Many a sports fan, including fellow Jamaicans, have definitely been pleasantly surprised by the confident success of Jamaican record-breaking swimmer, South Florida-based Alia Atkinson. But Atkinson says she hopes swimmers of color will soon be marked by their success, rather than their background.
“Eventually, you think people will stop talking about (the race issue),” the swimmer told reporters during a clinic at the Singapore Sports Institute, which she co-held with Australian swimmer Emily Seebohm, where both worked with young swimming hopefuls. “It helps that there are more people of color coming up in the sport so that’s good to see.”
Atkinson says she hopes her feats will ease the way for budding swimmers of color in the sport where often the environment was far from understanding. Once, she was told by a coach that a lane in the pool was closed, only to see him let another swimmer jump in less than a minute later. She also recalled how an official shook his head disapprovingly at a group of Papua New Guinea swimmers who were unsure how to adjust the starting block’s foot-rest.

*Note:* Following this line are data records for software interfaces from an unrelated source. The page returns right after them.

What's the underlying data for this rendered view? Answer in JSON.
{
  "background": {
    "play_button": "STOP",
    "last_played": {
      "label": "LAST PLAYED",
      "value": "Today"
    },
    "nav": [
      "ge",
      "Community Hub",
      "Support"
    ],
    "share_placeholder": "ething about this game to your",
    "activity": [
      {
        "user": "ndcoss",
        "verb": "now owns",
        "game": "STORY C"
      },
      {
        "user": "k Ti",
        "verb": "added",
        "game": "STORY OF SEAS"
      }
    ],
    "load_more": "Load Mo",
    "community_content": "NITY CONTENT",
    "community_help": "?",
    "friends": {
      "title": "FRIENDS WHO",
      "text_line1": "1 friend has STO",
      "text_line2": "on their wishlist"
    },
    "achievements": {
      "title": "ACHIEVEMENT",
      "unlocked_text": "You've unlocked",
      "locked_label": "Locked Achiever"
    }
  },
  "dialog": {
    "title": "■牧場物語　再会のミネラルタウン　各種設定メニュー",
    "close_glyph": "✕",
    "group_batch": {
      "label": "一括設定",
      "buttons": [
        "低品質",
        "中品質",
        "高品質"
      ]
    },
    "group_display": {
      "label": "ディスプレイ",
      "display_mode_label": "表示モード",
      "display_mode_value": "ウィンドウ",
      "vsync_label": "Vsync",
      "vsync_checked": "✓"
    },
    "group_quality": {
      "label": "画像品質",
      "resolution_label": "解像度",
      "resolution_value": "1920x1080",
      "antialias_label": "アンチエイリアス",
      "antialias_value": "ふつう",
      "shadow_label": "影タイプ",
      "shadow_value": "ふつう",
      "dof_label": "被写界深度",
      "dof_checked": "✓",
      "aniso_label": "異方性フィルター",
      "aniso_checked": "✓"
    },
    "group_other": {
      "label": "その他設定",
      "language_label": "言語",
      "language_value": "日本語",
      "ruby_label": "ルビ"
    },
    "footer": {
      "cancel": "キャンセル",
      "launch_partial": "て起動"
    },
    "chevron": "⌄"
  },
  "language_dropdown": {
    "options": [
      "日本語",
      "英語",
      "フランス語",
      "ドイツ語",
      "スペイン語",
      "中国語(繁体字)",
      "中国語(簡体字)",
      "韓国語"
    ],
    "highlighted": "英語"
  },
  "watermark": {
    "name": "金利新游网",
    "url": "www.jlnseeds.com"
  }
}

But Atkinson’s steady success will hopefully change the tone of the sports. Last December, Atkinson won the 100-meter breaststroke at the 2014 Short Course World Championships in Doha (equaling the record set by Rūta Meilutytė in 2013). She also recently won silver and a bronze at the long-course world championships in Kazan, Russia